- _TASK MATERIAL_:
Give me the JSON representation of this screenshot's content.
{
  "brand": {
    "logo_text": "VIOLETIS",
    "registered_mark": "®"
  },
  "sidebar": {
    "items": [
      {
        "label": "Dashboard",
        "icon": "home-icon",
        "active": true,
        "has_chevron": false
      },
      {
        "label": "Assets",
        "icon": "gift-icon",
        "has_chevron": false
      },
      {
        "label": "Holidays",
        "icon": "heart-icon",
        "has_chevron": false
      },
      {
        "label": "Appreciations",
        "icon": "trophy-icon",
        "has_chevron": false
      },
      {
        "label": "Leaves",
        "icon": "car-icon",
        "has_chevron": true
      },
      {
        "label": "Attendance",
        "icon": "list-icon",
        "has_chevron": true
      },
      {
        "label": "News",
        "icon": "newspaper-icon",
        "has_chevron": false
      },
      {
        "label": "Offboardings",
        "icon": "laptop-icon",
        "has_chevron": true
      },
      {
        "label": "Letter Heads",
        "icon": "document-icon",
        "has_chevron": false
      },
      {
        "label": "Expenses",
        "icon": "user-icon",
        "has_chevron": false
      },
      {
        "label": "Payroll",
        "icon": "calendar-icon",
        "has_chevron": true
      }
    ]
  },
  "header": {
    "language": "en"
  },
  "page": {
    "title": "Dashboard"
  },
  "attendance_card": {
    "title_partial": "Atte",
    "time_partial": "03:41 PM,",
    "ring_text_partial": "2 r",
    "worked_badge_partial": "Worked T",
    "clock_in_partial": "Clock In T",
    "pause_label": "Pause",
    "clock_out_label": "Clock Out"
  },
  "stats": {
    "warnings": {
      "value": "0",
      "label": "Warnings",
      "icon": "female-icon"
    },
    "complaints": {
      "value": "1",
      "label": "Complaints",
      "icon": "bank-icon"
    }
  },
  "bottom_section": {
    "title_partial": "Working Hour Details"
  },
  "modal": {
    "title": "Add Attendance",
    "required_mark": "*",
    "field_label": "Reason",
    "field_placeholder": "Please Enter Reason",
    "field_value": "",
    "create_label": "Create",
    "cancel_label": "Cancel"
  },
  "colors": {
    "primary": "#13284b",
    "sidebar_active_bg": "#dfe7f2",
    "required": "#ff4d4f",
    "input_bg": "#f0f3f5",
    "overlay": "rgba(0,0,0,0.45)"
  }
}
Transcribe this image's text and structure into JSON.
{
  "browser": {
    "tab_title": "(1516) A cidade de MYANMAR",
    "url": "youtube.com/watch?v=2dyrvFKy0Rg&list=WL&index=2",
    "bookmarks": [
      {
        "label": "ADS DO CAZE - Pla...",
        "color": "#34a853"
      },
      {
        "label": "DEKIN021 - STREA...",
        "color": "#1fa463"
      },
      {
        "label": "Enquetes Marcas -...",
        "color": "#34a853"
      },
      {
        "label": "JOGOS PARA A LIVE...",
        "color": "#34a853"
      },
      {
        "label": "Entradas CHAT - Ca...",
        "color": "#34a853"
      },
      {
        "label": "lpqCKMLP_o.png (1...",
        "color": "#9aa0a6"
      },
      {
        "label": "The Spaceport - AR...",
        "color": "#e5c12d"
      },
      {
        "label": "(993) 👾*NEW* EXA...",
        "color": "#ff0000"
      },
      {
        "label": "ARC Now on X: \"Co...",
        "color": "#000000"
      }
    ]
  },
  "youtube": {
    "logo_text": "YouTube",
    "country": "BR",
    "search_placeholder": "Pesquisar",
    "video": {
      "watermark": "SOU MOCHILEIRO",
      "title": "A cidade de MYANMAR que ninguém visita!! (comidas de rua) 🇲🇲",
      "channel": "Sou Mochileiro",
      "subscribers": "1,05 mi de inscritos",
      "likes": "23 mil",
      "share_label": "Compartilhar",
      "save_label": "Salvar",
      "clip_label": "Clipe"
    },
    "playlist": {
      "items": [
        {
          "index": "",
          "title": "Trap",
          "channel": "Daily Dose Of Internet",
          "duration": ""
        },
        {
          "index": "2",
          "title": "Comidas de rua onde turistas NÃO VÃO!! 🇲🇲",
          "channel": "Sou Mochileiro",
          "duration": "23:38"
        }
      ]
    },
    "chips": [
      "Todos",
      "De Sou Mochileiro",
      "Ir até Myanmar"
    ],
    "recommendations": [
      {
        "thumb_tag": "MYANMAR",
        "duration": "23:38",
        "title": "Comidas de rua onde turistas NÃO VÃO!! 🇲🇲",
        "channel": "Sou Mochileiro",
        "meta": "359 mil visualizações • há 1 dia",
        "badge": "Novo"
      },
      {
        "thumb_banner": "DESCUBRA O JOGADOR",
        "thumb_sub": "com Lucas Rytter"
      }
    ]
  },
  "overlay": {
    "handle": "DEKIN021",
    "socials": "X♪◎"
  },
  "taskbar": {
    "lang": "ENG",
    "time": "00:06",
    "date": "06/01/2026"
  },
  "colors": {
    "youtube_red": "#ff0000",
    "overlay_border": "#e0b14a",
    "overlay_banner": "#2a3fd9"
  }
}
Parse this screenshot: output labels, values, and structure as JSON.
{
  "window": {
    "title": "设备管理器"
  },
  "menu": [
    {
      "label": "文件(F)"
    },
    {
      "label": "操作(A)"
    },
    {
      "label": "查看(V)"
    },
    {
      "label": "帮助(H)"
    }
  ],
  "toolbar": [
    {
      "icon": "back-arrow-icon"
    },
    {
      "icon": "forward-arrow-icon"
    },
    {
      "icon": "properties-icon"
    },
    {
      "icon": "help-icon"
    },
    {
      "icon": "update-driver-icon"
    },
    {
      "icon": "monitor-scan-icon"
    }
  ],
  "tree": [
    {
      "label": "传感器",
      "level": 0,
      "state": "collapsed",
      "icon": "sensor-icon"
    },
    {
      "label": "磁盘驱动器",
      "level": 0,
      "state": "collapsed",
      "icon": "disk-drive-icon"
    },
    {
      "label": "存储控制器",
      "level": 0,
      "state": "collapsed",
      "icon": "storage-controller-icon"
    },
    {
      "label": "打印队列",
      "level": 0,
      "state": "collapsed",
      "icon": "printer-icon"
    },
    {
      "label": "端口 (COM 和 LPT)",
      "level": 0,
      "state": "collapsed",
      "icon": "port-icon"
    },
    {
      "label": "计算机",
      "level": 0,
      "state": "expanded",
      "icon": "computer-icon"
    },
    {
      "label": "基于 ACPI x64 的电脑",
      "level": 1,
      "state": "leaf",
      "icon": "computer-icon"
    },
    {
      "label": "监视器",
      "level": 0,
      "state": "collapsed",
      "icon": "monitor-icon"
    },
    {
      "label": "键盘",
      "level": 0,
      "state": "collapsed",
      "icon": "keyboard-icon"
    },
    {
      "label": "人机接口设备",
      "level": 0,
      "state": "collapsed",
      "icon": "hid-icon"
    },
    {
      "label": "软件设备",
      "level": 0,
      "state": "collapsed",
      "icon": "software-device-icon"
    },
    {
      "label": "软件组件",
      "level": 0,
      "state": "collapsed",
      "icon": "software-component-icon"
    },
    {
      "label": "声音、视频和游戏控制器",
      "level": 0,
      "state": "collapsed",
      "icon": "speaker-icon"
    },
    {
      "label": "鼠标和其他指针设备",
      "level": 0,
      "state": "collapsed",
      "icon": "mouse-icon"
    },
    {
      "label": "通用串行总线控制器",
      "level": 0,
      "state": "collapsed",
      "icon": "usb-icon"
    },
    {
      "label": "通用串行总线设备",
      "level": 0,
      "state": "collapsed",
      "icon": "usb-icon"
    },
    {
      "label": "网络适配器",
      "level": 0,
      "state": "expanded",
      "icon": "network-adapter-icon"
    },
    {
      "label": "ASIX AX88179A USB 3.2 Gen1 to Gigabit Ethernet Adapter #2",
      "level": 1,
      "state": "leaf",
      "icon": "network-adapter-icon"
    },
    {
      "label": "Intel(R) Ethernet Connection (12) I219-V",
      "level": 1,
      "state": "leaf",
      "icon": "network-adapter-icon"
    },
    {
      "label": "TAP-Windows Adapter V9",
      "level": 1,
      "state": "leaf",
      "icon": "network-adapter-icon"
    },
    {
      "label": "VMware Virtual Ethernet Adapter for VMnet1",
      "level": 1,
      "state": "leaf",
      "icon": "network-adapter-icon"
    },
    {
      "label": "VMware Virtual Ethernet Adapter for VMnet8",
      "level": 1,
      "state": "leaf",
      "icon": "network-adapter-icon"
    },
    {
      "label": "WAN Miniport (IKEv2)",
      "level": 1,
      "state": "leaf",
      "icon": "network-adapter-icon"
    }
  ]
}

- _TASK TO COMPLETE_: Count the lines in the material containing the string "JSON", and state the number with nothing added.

- _SOLVED PROBLEM_: 3